The Story Behind an “Insignificant” Military Stein
By Peter Fahrendorf
The Event was “The Thirty Years War of 1618-1648. The participants, or opponents, were sixteen countries, Catholics and Protestants, who fought over the control of the Germanic territories. Key Players were: “Gustavus Adolphus II, King of Sweden, a Lutheran, who defeated Count Tilly, representing Ferdinand II, the Holy Roman Emperor. The Scene on the stein is: Surrender after the Battle of Breitenfeld about 100 miles south of Berlin in 1631. This was the first major victory of the Protestants over the Catholics. The picture on the right shows the Burgomeister of Breitenfeld presenting the keys of the city to King Gustav on horseback. By 1648, when the war ended by the Treaty of Westphalia, one-third (1/3) of the population of central Europe had been killed and in some areas, the casualties ran as high as 50%. Germany was decimated with the destruction of 2,000 castles, 18,000 villages, and 1,400 towns with 7.6 million dead. Gustavus Adolfus II (Gustavus the Great) is considered to be the father of modern warfare. His adult life was largely spent in battle, succumbing while leading a charge during this campaign.

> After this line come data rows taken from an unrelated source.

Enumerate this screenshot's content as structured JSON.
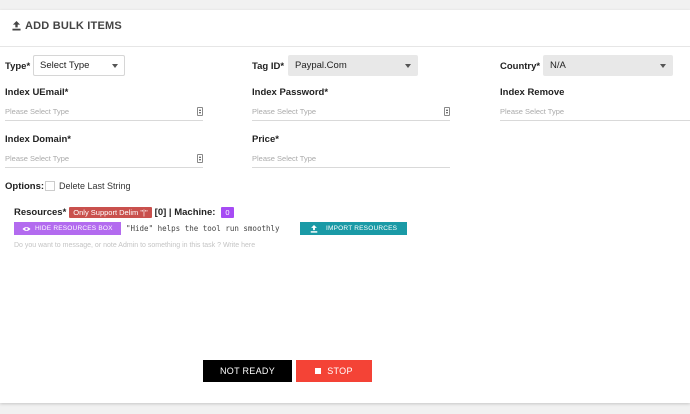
{
  "header": {
    "title": "ADD BULK ITEMS",
    "icon": "upload-icon"
  },
  "fields": {
    "type": {
      "label": "Type*",
      "value": "Select Type"
    },
    "tag_id": {
      "label": "Tag ID*",
      "value": "Paypal.Com"
    },
    "country": {
      "label": "Country*",
      "value": "N/A"
    },
    "index_uemail": {
      "label": "Index UEmail*",
      "placeholder": "Please Select Type"
    },
    "index_password": {
      "label": "Index Password*",
      "placeholder": "Please Select Type"
    },
    "index_remove": {
      "label": "Index Remove",
      "placeholder": "Please Select Type"
    },
    "index_domain": {
      "label": "Index Domain*",
      "placeholder": "Please Select Type"
    },
    "price": {
      "label": "Price*",
      "placeholder": "Please Select Type"
    }
  },
  "options": {
    "label": "Options:",
    "delete_last_string": "Delete Last String"
  },
  "resources": {
    "label": "Resources*",
    "delim_badge": "Only Support Delim \"|\"",
    "count_text": "[0] | Machine:",
    "machine_badge": "0",
    "hide_button": "HIDE RESOURCES BOX",
    "hint": "\"Hide\" helps the tool run smoothly",
    "import_button": "IMPORT RESOURCES",
    "message_placeholder": "Do you want to message, or note Admin to something in this task ? Write here"
  },
  "actions": {
    "not_ready": "NOT READY",
    "stop": "STOP"
  },
  "colors": {
    "delim_badge": "#c9504d",
    "machine_badge": "#a64bf4",
    "hide_button": "#b36bef",
    "import_button": "#1a9aa6",
    "not_ready": "#000000",
    "stop": "#f44336"
  }
}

Today, the effects of the Thirty Years War directly impact those researchers into genealogy. If you are able to trace your German ancestors back to 1648, chances are you won’t be able to do much better. One result of the Thirty Years War was that the Germanic States started passing laws requiring records to be duplicated and in later wars they buried them in lead containers.
(This article was submitted to the Die Lustigen Steinjaeger newsletter editor after our November 2013 meeting.)